There were rumblings before: IBM workers organized against their CEO Ginni Rometty being a member of Trump's advisory board. Recent actions are among the most serious though. Workers are demanding that corporations drop lucrative government contracts that could lead to even more lucrative contracts, and in the case of Google's Project Maven contract with the Pentagon, they're winning.

More here.


MAN CHARGED WITH THREATENING FCC CHAIR: A California man was arrested by FBI agents on Friday on charges of threatening to kill Federal Communications Commission (FCC) Chairman Ajit Pai's family.

The man, according to a release from the Justice Department (DOJ), made the threats because of Pai's role in repealing net neutrality protections.

Markara Man, 33, of Norwalk, Calif., allegedly sent three threatening emails to accounts operated by Pai last December, around the time the FCC voted to repeal net neutrality rules put in place under the Obama administration.


A LIGHTER CLICK: Rep. Devin NunesDevin Gerald NunesJuan Williams: Trump, the Great Destroyer The Hill's 12:30 Report — Presented by Citi — Latest on Hurricane Michael | Trump, Kanye West to have lunch at White House | GOP divided over potential 2020 high court vacancy Senate Dem: Trump's 'fake, hyperbolic rantings' an insult to real Medal of Honor recipients MORE (R-Calif.) hates taxes more than he likes good basketball.


AN OP-ED TO CHEW ON: How ransomware democratized cyber weapons, warfare.



Home Depot is trying to stiff-arm Amazon's plays at dominating online home improvement shopping. (WSJ)

In Seattle, people hate Jeff Bezos but not Bill Gates. (AP)

Want peace of mind?
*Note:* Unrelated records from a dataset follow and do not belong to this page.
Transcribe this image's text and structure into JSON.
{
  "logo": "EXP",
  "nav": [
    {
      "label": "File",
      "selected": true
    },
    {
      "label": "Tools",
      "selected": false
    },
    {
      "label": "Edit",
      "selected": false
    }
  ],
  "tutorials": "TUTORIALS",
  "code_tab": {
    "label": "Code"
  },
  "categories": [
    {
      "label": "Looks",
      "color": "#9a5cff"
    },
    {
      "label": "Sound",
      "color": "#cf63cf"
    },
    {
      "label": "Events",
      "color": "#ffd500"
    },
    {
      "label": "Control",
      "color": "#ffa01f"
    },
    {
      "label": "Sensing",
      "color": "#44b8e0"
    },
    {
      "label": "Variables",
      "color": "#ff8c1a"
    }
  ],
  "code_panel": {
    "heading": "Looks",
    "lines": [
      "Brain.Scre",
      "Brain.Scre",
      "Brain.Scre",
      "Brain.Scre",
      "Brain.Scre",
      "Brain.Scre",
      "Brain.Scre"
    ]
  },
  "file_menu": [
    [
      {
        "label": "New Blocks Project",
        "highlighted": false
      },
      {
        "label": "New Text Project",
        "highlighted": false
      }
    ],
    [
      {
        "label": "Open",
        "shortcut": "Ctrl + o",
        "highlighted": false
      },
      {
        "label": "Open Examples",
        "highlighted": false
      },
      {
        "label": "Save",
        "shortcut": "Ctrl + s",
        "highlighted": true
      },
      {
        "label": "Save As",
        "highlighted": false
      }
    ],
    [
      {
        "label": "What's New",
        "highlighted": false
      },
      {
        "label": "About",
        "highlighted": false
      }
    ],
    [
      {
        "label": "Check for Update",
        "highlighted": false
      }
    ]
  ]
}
Bring back away messages. (WSJ)

Tech elites are bringing Burning Man to their living rooms.  (NYT)

The Guardian does some fun visuals showing just how much tech companies upcharge cities in forgone taxes in exchange for jobs. (The Guardian)

Best Buy says goodbye to CD sales. (CBS)

Cybersecurity company Tenable files to become a publicly traded company. (CyberScoop)

Trump is considering an executive order to prevent U.S., foreign telecom deals. (The Washington Post)

The military has submitted a formal proposal for a cyber weapons platform. (Fifth Domain)

Amazon workers are afraid to take bathroom breaks. (Seattle Times)